JUDY WOODRUFF: In the other news of this day, Wall Street managed to post gains today despite the wave of job losses. The market got a boost from the Pfizer-Wyeth drug merger and from a rise in home sales in December.
The Dow Jones Industrial Average gained 38 points to close at 8,116. The Nasdaq rose 12 points to close at 1,489.
The government of Iceland collapsed today, amid a deepening financial crisis. Conservative Prime Minister Geir Haarde and his cabinet resigned after Social Democrats quit the ruling coalition. Iceland's banks were nationalized last fall. The government also accepted $10 billion in loans from the International Monetary Fund and other sources.
The rival Palestinian groups Hamas and Fatah held reconciliation talks in Egypt today. It was their first meeting in 10 months, and it followed a three-week Israeli assault on Hamas in Gaza.
Also today, the new American peace envoy, George Mitchell, met with President Obama and Secretary of State Clinton before leaving for the Middle East. The president said that the U.S. will stay vigorously and consistently involved.
U.S. PRESIDENT BARACK OBAMA: I am absolutely confident that, if the U.S. is engaged in a consistent way and an early -- in early fashion, that we can make genuine progress. Now, understand that Senator Mitchell is going to be fully empowered by me and fully empowered by Secretary Clinton. So when he speaks, he will be speaking for us.

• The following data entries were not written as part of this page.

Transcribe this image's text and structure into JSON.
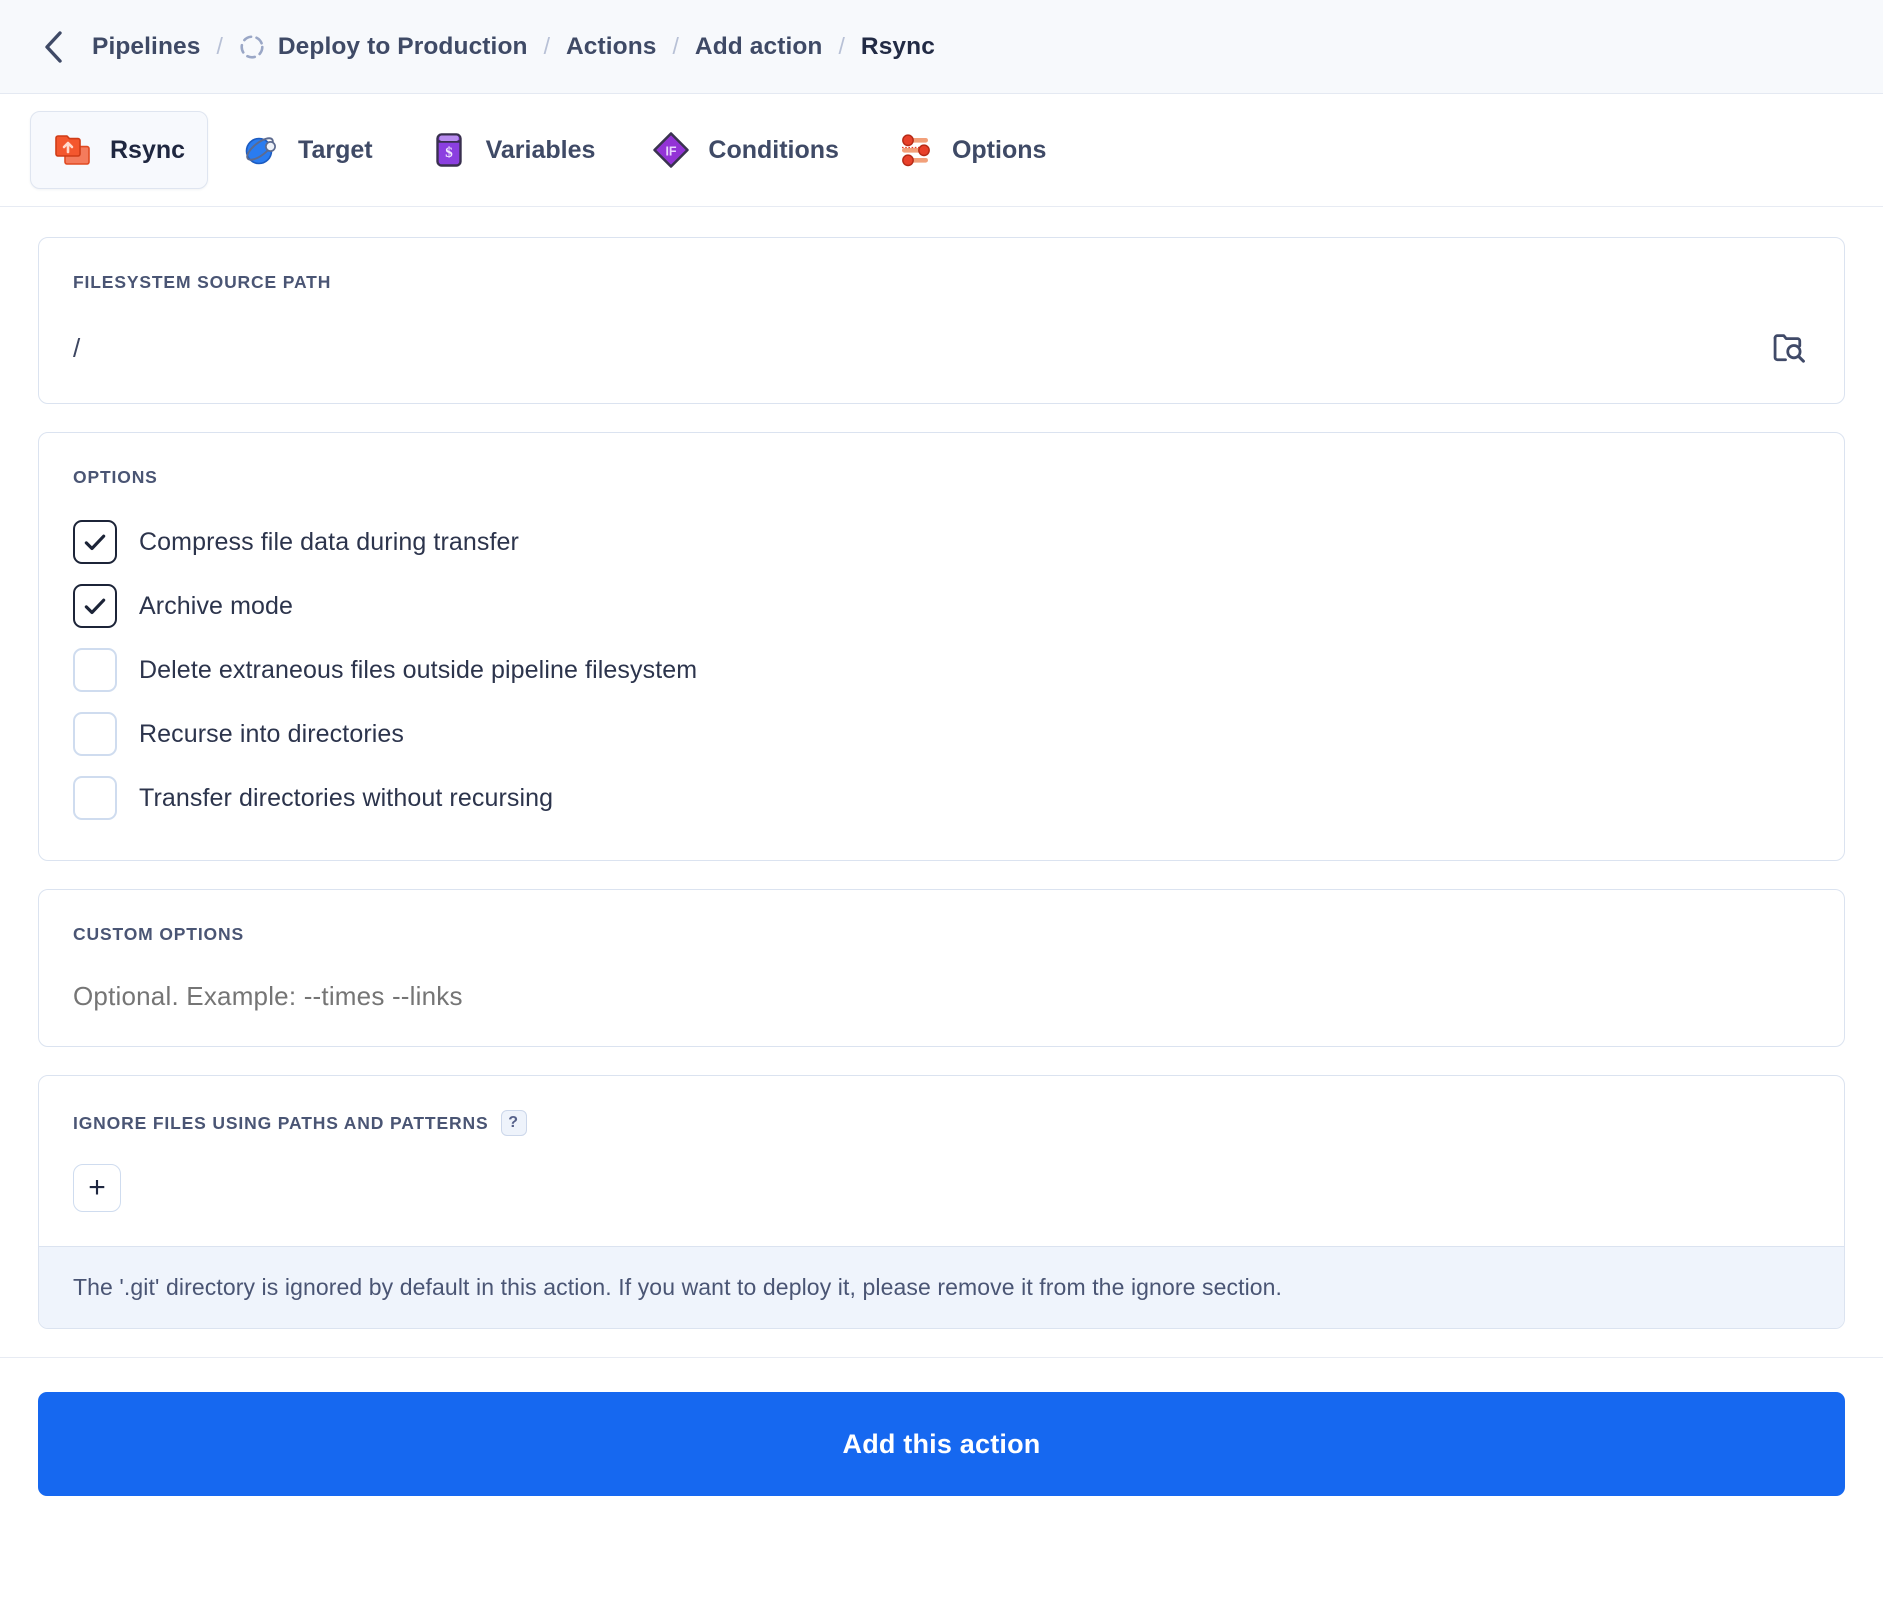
{
  "breadcrumb": {
    "back_icon": "chevron-left-icon",
    "separator": "/",
    "items": [
      {
        "label": "Pipelines",
        "icon": null,
        "current": false
      },
      {
        "label": "Deploy to Production",
        "icon": "spinner-icon",
        "current": false
      },
      {
        "label": "Actions",
        "icon": null,
        "current": false
      },
      {
        "label": "Add action",
        "icon": null,
        "current": false
      },
      {
        "label": "Rsync",
        "icon": null,
        "current": true
      }
    ]
  },
  "tabs": [
    {
      "label": "Rsync",
      "icon": "rsync-folders-icon",
      "active": true
    },
    {
      "label": "Target",
      "icon": "target-planet-icon",
      "active": false
    },
    {
      "label": "Variables",
      "icon": "variables-dollar-icon",
      "active": false
    },
    {
      "label": "Conditions",
      "icon": "conditions-if-diamond-icon",
      "active": false
    },
    {
      "label": "Options",
      "icon": "options-sliders-icon",
      "active": false
    }
  ],
  "source_path": {
    "label": "FILESYSTEM SOURCE PATH",
    "value": "/",
    "placeholder": "/",
    "browse_icon": "folder-search-icon"
  },
  "options": {
    "label": "OPTIONS",
    "items": [
      {
        "label": "Compress file data during transfer",
        "checked": true
      },
      {
        "label": "Archive mode",
        "checked": true
      },
      {
        "label": "Delete extraneous files outside pipeline filesystem",
        "checked": false
      },
      {
        "label": "Recurse into directories",
        "checked": false
      },
      {
        "label": "Transfer directories without recursing",
        "checked": false
      }
    ]
  },
  "custom_options": {
    "label": "CUSTOM OPTIONS",
    "value": "",
    "placeholder": "Optional. Example: --times --links"
  },
  "ignore_files": {
    "label": "IGNORE FILES USING PATHS AND PATTERNS",
    "help_badge": "?",
    "add_button": "+",
    "note": "The '.git' directory is ignored by default in this action. If you want to deploy it, please remove it from the ignore section."
  },
  "footer": {
    "submit_label": "Add this action"
  },
  "colors": {
    "accent_blue": "#1668f0",
    "breadcrumb_bg": "#f7f9fc",
    "text_dark": "#222b45",
    "text_muted": "#97a2bd",
    "border": "#dbe3f0",
    "note_bg": "#eff4fc",
    "rsync_icon": "#f4572e",
    "target_icon": "#2a7cf0",
    "variables_icon": "#8b3fe0",
    "conditions_icon": "#9333d6",
    "options_icon": "#e8402a"
  }
}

JUDY WOODRUFF: Mitchell had no plans to meet with any Hamas leaders during his trip.
The Obama administration made it clear today that it wants direct talks with Iran. The new United Nations ambassador, Susan Rice, said that Iran's nuclear program is a top priority and needs direct diplomacy. Later, White House spokesman Robert Gibbs said that Rice was simply re-stating the position the president took during his campaign.
Four U.S. service members were killed in Iraq today when their helicopters crashed. They went down west of Kirkuk in what appeared to be an accident. It was the worst single American loss since mid-September.
The news came as Prime Minister Nouri al-Maliki said that he thinks U.S. troops can leave sooner than expected. A recent security deal set out a three-year timetable.
The impeachment trial of Illinois Gov. Rod Blagojevich began today. The State Senate considered charges of abuse of power. They include allegations the governor tried to sell the Senate seat vacated by President Obama.
Blagojevich boycotted the trial. Instead, he was in New York, talking to network TV shows and to reporters.
GOV. ROD BLAGOJEVICH, D-Ill.: There's an impeachment process going on in the state of Illinois where it's pre-ordained and the fix is in to remove a governor elected twice by the people. And if the senators in Illinois and the lawmakers in Illinois can do that to a sitting governor, imagine what they can do to average, ordinary citizens.
JUDY WOODRUFF: It will take a two-thirds vote by the state senate to convict the governor and remove him from office.
Also today, a lawsuit challenging the outcome of the U.S. Senate race in Minnesota went to court. Democrat Al Franken has been certified as the winner by 225 votes, but Republican Norm Coleman wants to count thousands of rejected absentee ballots.